Once we were about 10 miles out from our base in Croatia, we thought we were home-free. Unfortunately, we were counting our chickens before they hatched. Right in front of us stood 100-foot power lines. The PC’s plan was to hover up and see if we could cross the power lines. However, as we ascended, we quickly realized that was not going to happen, so we descended and settled on the ground. This was the first time we were able to land because in the Balkans, there were landmine threats, so we were briefed to only land in plowed fields.

We pondered for a while on how we were getting across the power lines until one of the pilots suggested landing in someone’s backyard and taxiing underneath them. Again, we briefed our plan and moved into action. As we taxied under the lines, a family came out and watched us from their back porch. Once we made it through, we picked up and flew back to base. A “normal” flight of 15 minutes had taken us two and a half hours.

Once we shut down the aircraft and took off our flight gear, we conducted an after-action review. We all knew that we didn’t do what was best for the crew. Our wanting to get home overran our rationale and safety thinking.

Lessons learned

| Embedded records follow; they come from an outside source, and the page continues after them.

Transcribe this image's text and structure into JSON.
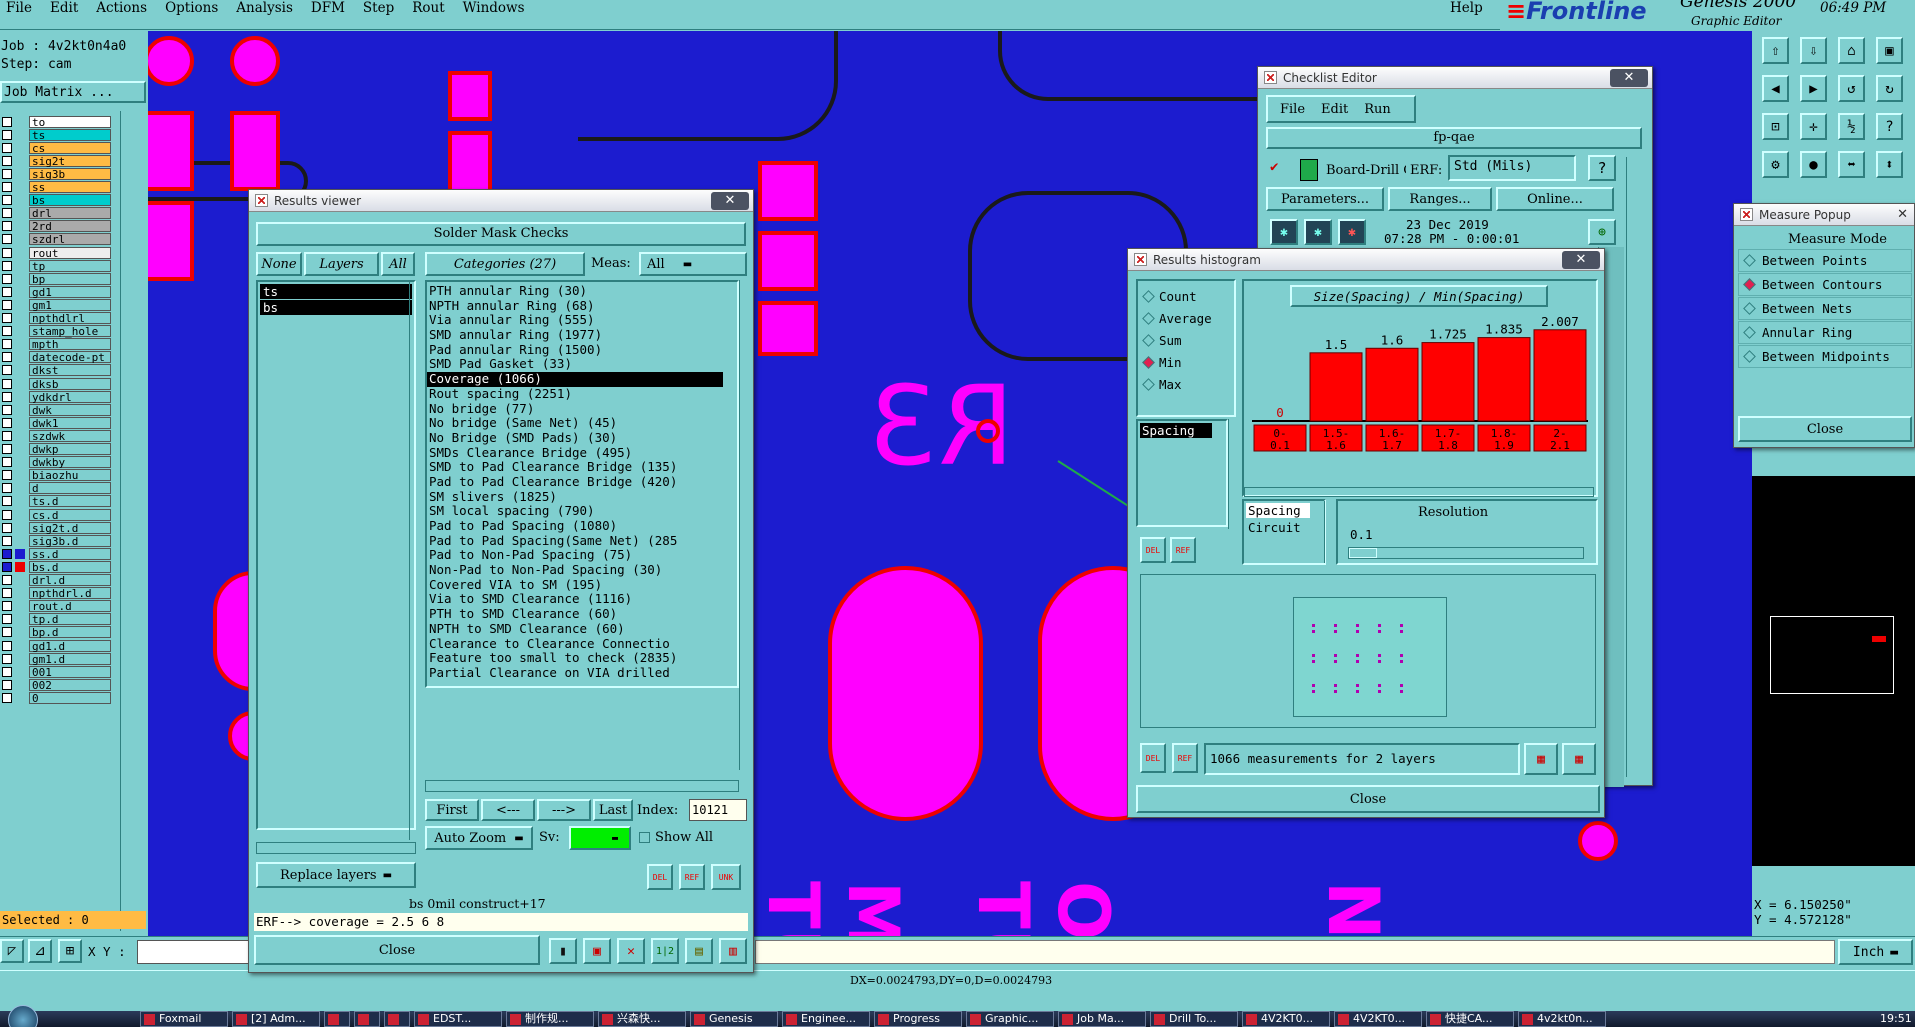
{
  "menu": {
    "items": [
      "File",
      "Edit",
      "Actions",
      "Options",
      "Analysis",
      "DFM",
      "Step",
      "Rout",
      "Windows"
    ],
    "help": "Help"
  },
  "brand": {
    "logo": "Frontline",
    "product": "Genesis 2000",
    "sub": "Graphic Editor",
    "time": "06:49 PM"
  },
  "job": {
    "job_line": "Job : 4v2kt0n4a0",
    "step_line": "Step: cam",
    "matrix_btn": "Job Matrix ..."
  },
  "layers": [
    {
      "name": "to",
      "color": "#ffffff"
    },
    {
      "name": "ts",
      "color": "#00cccc"
    },
    {
      "name": "cs",
      "color": "#ffbb44"
    },
    {
      "name": "sig2t",
      "color": "#ffbb44"
    },
    {
      "name": "sig3b",
      "color": "#ffbb44"
    },
    {
      "name": "ss",
      "color": "#ffbb44"
    },
    {
      "name": "bs",
      "color": "#00cccc"
    },
    {
      "name": "drl",
      "color": "#aaaaaa"
    },
    {
      "name": "2rd",
      "color": "#aaaaaa"
    },
    {
      "name": "szdrl",
      "color": "#aaaaaa"
    },
    {
      "name": "rout",
      "color": "#eeeeee"
    },
    {
      "name": "tp",
      "color": "#7fcfcf"
    },
    {
      "name": "bp",
      "color": "#7fcfcf"
    },
    {
      "name": "gd1",
      "color": "#7fcfcf"
    },
    {
      "name": "gm1",
      "color": "#7fcfcf"
    },
    {
      "name": "npthdlrl",
      "color": "#7fcfcf"
    },
    {
      "name": "stamp_hole",
      "color": "#7fcfcf"
    },
    {
      "name": "mpth",
      "color": "#7fcfcf"
    },
    {
      "name": "datecode-pt",
      "color": "#7fcfcf"
    },
    {
      "name": "dkst",
      "color": "#7fcfcf"
    },
    {
      "name": "dksb",
      "color": "#7fcfcf"
    },
    {
      "name": "ydkdrl",
      "color": "#7fcfcf"
    },
    {
      "name": "dwk",
      "color": "#7fcfcf"
    },
    {
      "name": "dwk1",
      "color": "#7fcfcf"
    },
    {
      "name": "szdwk",
      "color": "#7fcfcf"
    },
    {
      "name": "dwkp",
      "color": "#7fcfcf"
    },
    {
      "name": "dwkby",
      "color": "#7fcfcf"
    },
    {
      "name": "biaozhu",
      "color": "#7fcfcf"
    },
    {
      "name": "d",
      "color": "#7fcfcf"
    },
    {
      "name": "ts.d",
      "color": "#7fcfcf"
    },
    {
      "name": "cs.d",
      "color": "#7fcfcf"
    },
    {
      "name": "sig2t.d",
      "color": "#7fcfcf"
    },
    {
      "name": "sig3b.d",
      "color": "#7fcfcf"
    },
    {
      "name": "ss.d",
      "color": "#7fcfcf"
    },
    {
      "name": "bs.d",
      "color": "#7fcfcf"
    },
    {
      "name": "drl.d",
      "color": "#7fcfcf"
    },
    {
      "name": "npthdrl.d",
      "color": "#7fcfcf"
    },
    {
      "name": "rout.d",
      "color": "#7fcfcf"
    },
    {
      "name": "tp.d",
      "color": "#7fcfcf"
    },
    {
      "name": "bp.d",
      "color": "#7fcfcf"
    },
    {
      "name": "gd1.d",
      "color": "#7fcfcf"
    },
    {
      "name": "gm1.d",
      "color": "#7fcfcf"
    },
    {
      "name": "001",
      "color": "#7fcfcf"
    },
    {
      "name": "002",
      "color": "#7fcfcf"
    },
    {
      "name": "0",
      "color": "#7fcfcf"
    }
  ],
  "selected": "Selected : 0",
  "board_text": {
    "ref": "R3",
    "labels": [
      "TUO",
      "MOC",
      "TUO",
      "O/V",
      "NI"
    ]
  },
  "results_viewer": {
    "title": "Results viewer",
    "header": "Solder Mask Checks",
    "none_btn": "None",
    "layers_btn": "Layers",
    "all_btn": "All",
    "categories_btn": "Categories (27)",
    "meas_label": "Meas:",
    "meas_value": "All",
    "layers": [
      "ts",
      "bs"
    ],
    "categories": [
      "PTH annular Ring (30)",
      "NPTH annular Ring (68)",
      "Via annular Ring (555)",
      "SMD annular Ring (1977)",
      "Pad annular Ring (1500)",
      "SMD Pad Gasket (33)",
      "Coverage (1066)",
      "Rout spacing (2251)",
      "No bridge (77)",
      "No bridge (Same Net) (45)",
      "No Bridge (SMD Pads) (30)",
      "SMDs Clearance Bridge (495)",
      "SMD to Pad Clearance Bridge (135)",
      "Pad to Pad Clearance Bridge (420)",
      "SM slivers (1825)",
      "SM local spacing (790)",
      "Pad to Pad Spacing (1080)",
      "Pad to Pad Spacing(Same Net) (285",
      "Pad to Non-Pad Spacing (75)",
      "Non-Pad to Non-Pad Spacing (30)",
      "Covered VIA to SM (195)",
      "Via to SMD Clearance (1116)",
      "PTH to SMD Clearance (60)",
      "NPTH to SMD Clearance (60)",
      "Clearance to Clearance Connectio",
      "Feature too small to check (2835)",
      "Partial Clearance on VIA drilled"
    ],
    "selected_index": 6,
    "nav": {
      "first": "First",
      "prev": "<---",
      "next": "--->",
      "last": "Last",
      "index_label": "Index:",
      "index_value": "10121"
    },
    "auto_zoom": "Auto Zoom",
    "sv_label": "Sv:",
    "show_all": "Show All",
    "replace_layers": "Replace layers",
    "status": "bs 0mil    construct+17",
    "erf": "ERF--> coverage = 2.5 6 8",
    "close": "Close"
  },
  "checklist": {
    "title": "Checklist Editor",
    "menu": [
      "File",
      "Edit",
      "Run"
    ],
    "name": "fp-qae",
    "row": "Board-Drill Che",
    "erf_label": "ERF:",
    "erf_value": "Std (Mils)",
    "help": "?",
    "params": "Parameters...",
    "ranges": "Ranges...",
    "online": "Online...",
    "date": "23 Dec 2019",
    "time": "07:28 PM - 0:00:01"
  },
  "histogram": {
    "title": "Results histogram",
    "modes": [
      {
        "label": "Count",
        "on": false
      },
      {
        "label": "Average",
        "on": false
      },
      {
        "label": "Sum",
        "on": false
      },
      {
        "label": "Min",
        "on": true
      },
      {
        "label": "Max",
        "on": false
      }
    ],
    "chart_title": "Size(Spacing) / Min(Spacing)",
    "list_item": "Spacing",
    "spacing_label": "Spacing",
    "circuit_label": "Circuit",
    "resolution_label": "Resolution",
    "resolution_value": "0.1",
    "summary": "1066 measurements for 2 layers",
    "close": "Close"
  },
  "chart_data": {
    "type": "bar",
    "title": "Size(Spacing) / Min(Spacing)",
    "categories": [
      "0-0.1",
      "1.5-1.6",
      "1.6-1.7",
      "1.7-1.8",
      "1.8-1.9",
      "2-2.1"
    ],
    "values": [
      0,
      1.5,
      1.6,
      1.725,
      1.835,
      2.007
    ],
    "value_labels": [
      "0",
      "1.5",
      "1.6",
      "1.725",
      "1.835",
      "2.007"
    ],
    "ylim": [
      0,
      2.2
    ],
    "colors": {
      "bar": "#ff0000",
      "plot_bg": "#7fcfcf"
    }
  },
  "measure": {
    "title": "Measure Popup",
    "mode_label": "Measure Mode",
    "options": [
      {
        "label": "Between Points",
        "on": false
      },
      {
        "label": "Between Contours",
        "on": true
      },
      {
        "label": "Between Nets",
        "on": false
      },
      {
        "label": "Annular Ring",
        "on": false
      },
      {
        "label": "Between Midpoints",
        "on": false
      }
    ],
    "close": "Close"
  },
  "coords": {
    "x": "X = 6.150250\"",
    "y": "Y = 4.572128\""
  },
  "bottom": {
    "xy_label": "X Y :",
    "units": "Inch",
    "delta": "DX=0.0024793,DY=0,D=0.0024793"
  },
  "taskbar": {
    "items": [
      "Foxmail",
      "[2] Adm...",
      "",
      "",
      "",
      "EDST...",
      "制作规...",
      "兴森快...",
      "Genesis",
      "Enginee...",
      "Progress",
      "Graphic...",
      "Job Ma...",
      "Drill To...",
      "4V2KT0...",
      "4V2KT0...",
      "快捷CA...",
      "4v2kt0n..."
    ],
    "clock": "19:51"
  }
}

There are a lot of things we as a crew could have done differently. I believe the most important thing we did right was we kept talking and monitoring each other. We discussed and analyzed all actions as a crew as we planned and executed this mission. Crew coordination saved our lives that day.

Although we didn’t do everything right, we knew our pilots would get us home safely. Both were experienced and one was the forward support team lead for our area, so we were confident. But were we overconfident? As our flight got longer and longer, we thought we’d never get back to base. I’ll let you decide for yourselves what you would have done in this scenario. We learned a lot from this. I’m just happy it worked out the way it did.

  • 28 November 2021
  • Author: USACRC Editor
  • Number of views: 1537
  • Comments: 0
Categories: On-DutyAviation